In October 2007 President Kibaki appointed a special committee to look into the grievances of the Muslim community. The committee took action on individual claims of denied identity documents, and on April 15, 2008, the newly appointed Minister for Immigration and Registration of Persons promised to streamline the ministry's operations and systematically stamp out such discrimination.
Abuses of Religious Freedom
The Council of Imams and Preachers of Kenya and other Muslim organizations, including the Muslim Human Rights Forum, accused the Government of harassment in the guise of anti terrorist measures. The Muslim Human Rights Forum accused the Government of not following due process in the arrest and subsequent rendition to Somalia and Ethiopia of more than 100 suspected terrorists along the Kenya/Somalia border. Some of those detained, the group claimed, were women and children. The whereabouts of some of the detainees was still not known, the group claimed. A president-appointed special committee, formed in October 2007, heard testimony from persons affected by the operation, but the final report had not been released at the end of the reporting period. A Muslim Cabinet minister told the press in April 2008 that the Government would deal with those involved in terrorist activities accordingly; however, the minister stated that he would remain firm on the unjust victimization of citizens, especially those who were deported on terrorist grounds.

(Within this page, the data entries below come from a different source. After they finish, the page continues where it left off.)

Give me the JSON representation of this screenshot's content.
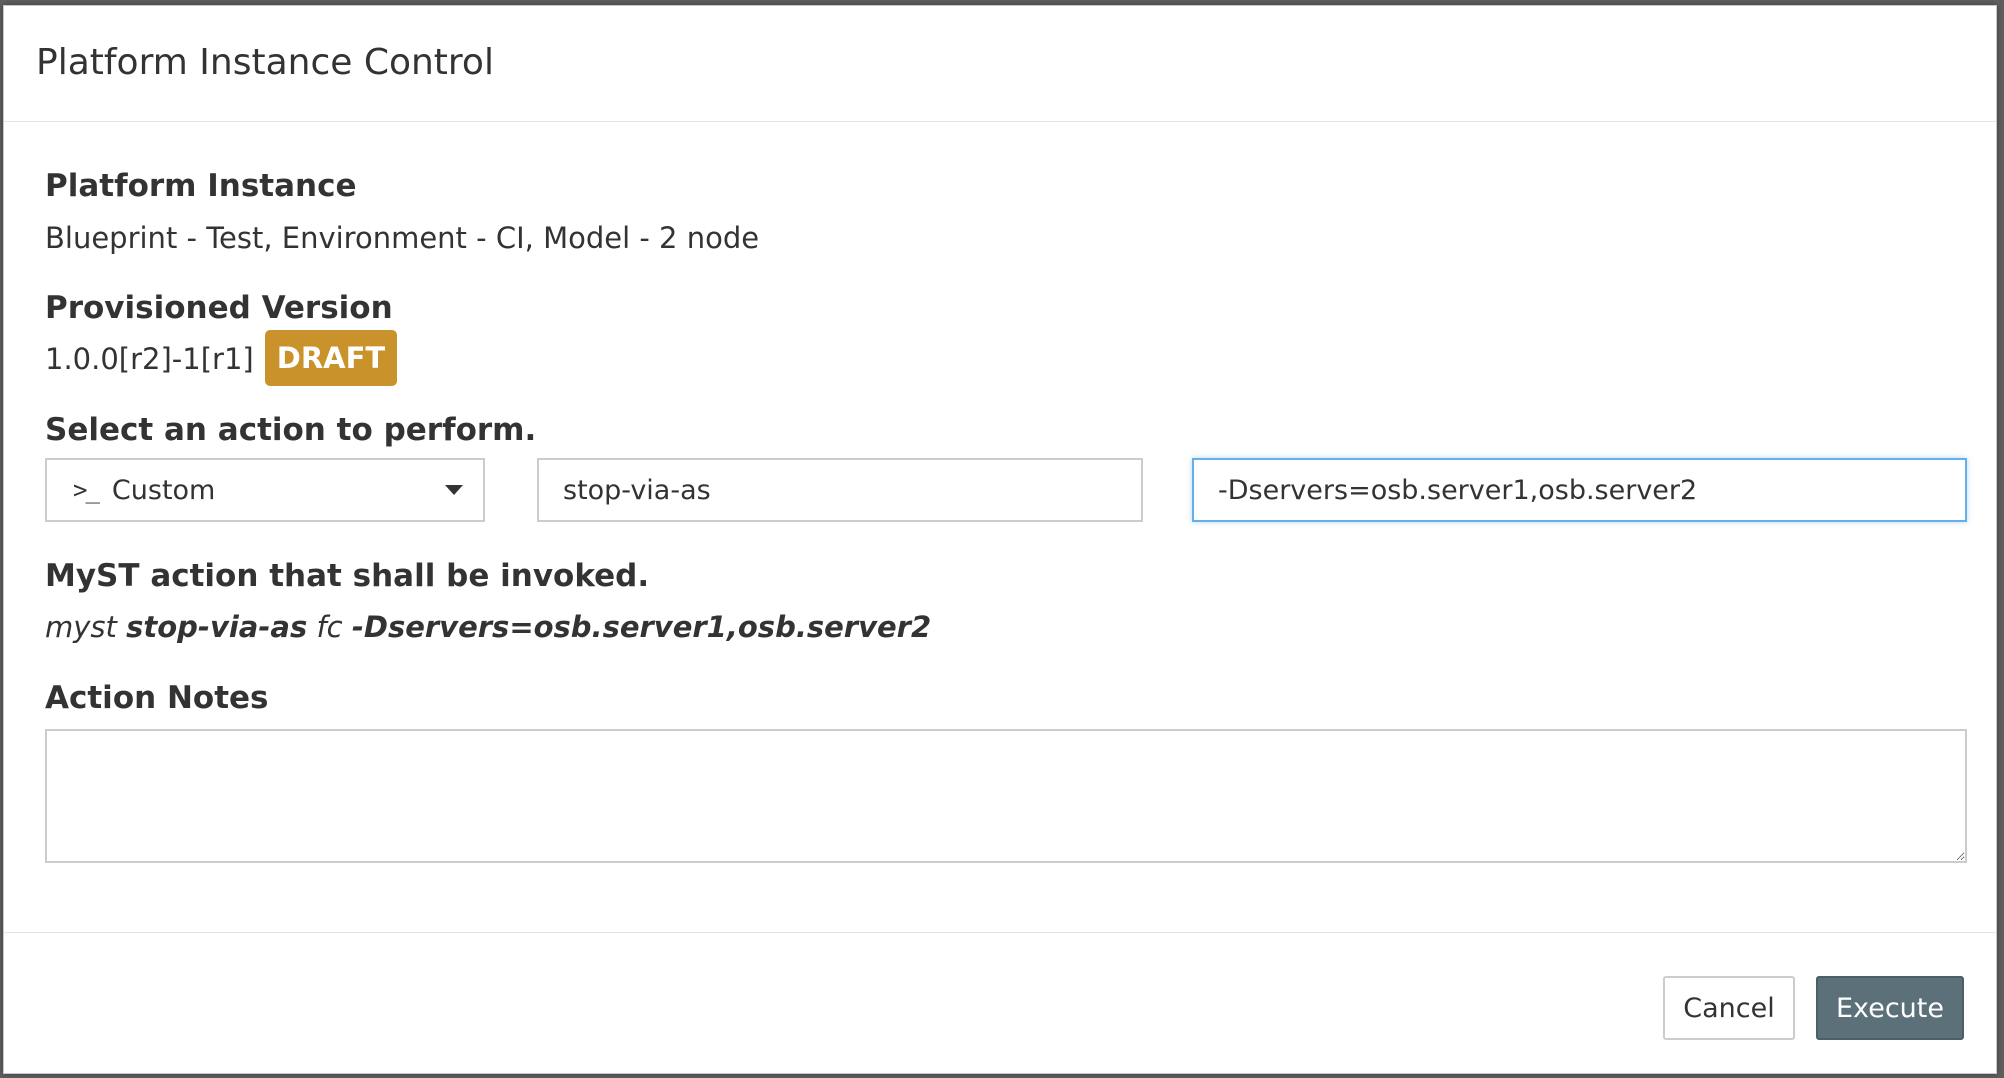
{
  "dialog": {
    "title": "Platform Instance Control"
  },
  "platform_instance": {
    "label": "Platform Instance",
    "value": "Blueprint - Test, Environment - CI, Model - 2 node"
  },
  "provisioned_version": {
    "label": "Provisioned Version",
    "value": "1.0.0[r2]-1[r1]",
    "badge": "DRAFT",
    "badge_color": "#c9922a"
  },
  "action": {
    "label": "Select an action to perform.",
    "select_icon": "terminal-icon",
    "select_value": "Custom",
    "action_name_value": "stop-via-as",
    "params_value": "-Dservers=osb.server1,osb.server2"
  },
  "invocation": {
    "label": "MyST action that shall be invoked.",
    "cmd": "myst",
    "action": "stop-via-as",
    "target": "fc",
    "params": "-Dservers=osb.server1,osb.server2"
  },
  "notes": {
    "label": "Action Notes",
    "value": ""
  },
  "footer": {
    "cancel_label": "Cancel",
    "execute_label": "Execute",
    "execute_color": "#5b7078"
  }
}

Muslim human rights activists called for the disbandment of the Anti-Terrorist Police Unit, claiming that it was engaging in a systematic campaign of harassment that specifically targeted Muslims. While the Kenya National Human Rights Commission and the special presidential committee convened to investigate grievances from the Muslim community both heard complaints against this unit, neither had made any definitive conclusions or recommendations by the end of the reporting period.
There were no reports of religious prisoners or detainees in the country.
Forced Religious Conversion
There were no reports of forced religious conversion, including of minor U.S. citizens who had been abducted or illegally removed from the United States, or of the refusal to allow such citizens to be returned to the United States.
Section III. Societal Abuses and Discrimination
There were few reports of societal abuses or discrimination based on religious affiliation, belief, or practice. There generally is a great level of tolerance among religious groups, although some Muslims perceive themselves to be treated as second-class citizens in a predominantly Christian country. Intermarriage between members of Christian denominations is common, and interfaith prayer services occur frequently. Intermarriage between Muslims and Christians, although less frequent, also is socially acceptable.
On May 20, 2008, gangs of villagers burned more than 50 houses and burned and killed 15 persons – mostly women – suspected of practicing witchcraft. The victims were suspected by villagers of using supernatural powers to kill, maim, and cause children to perform poorly in school. By late May police arrested 120 suspects in connection with the crime.
Some Muslim groups believed that the Government and business communities deliberately impeded development in predominantly Muslim areas.
Section IV. U.S. Government Policy
The U.S. Government discusses religious freedom with the Government as part of its overall policy to promote human rights. The U.S. Embassy made a concerted effort to bridge the gaps that exist between Muslims and Christians. U.S. embassy officials maintained regular contact with all religious communities.